--- THE INPUT Enclosed Below ---

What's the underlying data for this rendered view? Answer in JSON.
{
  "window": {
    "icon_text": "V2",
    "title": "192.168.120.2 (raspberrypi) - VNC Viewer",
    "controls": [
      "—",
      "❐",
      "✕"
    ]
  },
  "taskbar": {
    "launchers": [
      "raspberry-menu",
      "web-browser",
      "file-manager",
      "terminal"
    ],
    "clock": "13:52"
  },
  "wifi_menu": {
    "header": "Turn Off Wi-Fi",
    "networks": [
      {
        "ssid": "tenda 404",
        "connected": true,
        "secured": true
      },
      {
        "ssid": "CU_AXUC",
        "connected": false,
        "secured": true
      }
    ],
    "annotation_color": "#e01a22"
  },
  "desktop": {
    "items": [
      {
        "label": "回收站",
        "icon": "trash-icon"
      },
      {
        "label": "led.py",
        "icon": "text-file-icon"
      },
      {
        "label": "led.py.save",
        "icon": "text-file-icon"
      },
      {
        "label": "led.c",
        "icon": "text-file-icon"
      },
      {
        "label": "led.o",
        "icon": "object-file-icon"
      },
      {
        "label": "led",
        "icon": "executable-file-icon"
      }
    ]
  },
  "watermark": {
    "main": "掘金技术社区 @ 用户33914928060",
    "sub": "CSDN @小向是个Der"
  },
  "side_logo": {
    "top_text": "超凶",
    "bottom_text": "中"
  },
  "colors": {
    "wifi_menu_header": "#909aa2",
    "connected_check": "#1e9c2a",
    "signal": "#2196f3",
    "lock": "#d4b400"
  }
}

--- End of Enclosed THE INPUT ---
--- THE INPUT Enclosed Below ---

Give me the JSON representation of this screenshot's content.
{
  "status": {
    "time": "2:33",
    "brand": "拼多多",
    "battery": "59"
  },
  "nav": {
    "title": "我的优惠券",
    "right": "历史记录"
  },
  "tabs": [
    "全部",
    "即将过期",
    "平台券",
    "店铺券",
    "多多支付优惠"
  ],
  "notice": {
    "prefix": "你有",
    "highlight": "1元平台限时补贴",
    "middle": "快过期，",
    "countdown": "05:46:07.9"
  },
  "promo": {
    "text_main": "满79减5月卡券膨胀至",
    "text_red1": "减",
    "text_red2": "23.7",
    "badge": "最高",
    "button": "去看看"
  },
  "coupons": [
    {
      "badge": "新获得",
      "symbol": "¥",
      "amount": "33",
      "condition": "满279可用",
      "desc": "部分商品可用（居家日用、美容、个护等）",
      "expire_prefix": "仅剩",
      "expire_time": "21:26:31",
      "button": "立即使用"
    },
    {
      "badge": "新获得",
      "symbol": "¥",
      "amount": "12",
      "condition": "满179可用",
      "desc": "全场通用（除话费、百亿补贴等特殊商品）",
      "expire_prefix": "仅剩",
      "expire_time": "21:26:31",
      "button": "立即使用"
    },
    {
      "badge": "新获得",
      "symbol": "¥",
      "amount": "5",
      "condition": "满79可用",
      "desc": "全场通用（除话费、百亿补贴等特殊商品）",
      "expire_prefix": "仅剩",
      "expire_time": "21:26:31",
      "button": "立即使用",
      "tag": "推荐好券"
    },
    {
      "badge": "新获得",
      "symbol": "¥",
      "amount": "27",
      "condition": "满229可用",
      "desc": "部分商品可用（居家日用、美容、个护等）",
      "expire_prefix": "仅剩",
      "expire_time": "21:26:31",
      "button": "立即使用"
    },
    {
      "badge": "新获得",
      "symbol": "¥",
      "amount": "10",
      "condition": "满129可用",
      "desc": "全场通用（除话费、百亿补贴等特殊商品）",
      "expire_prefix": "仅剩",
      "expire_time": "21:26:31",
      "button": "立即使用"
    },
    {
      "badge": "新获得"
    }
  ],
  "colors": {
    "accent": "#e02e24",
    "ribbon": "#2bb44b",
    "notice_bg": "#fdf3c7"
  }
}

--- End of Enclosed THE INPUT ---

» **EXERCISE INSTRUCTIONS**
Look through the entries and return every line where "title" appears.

» **YOUR RESPONSE**
    "title": "192.168.120.2 (raspberrypi) - VNC Viewer",
    "title": "我的优惠券",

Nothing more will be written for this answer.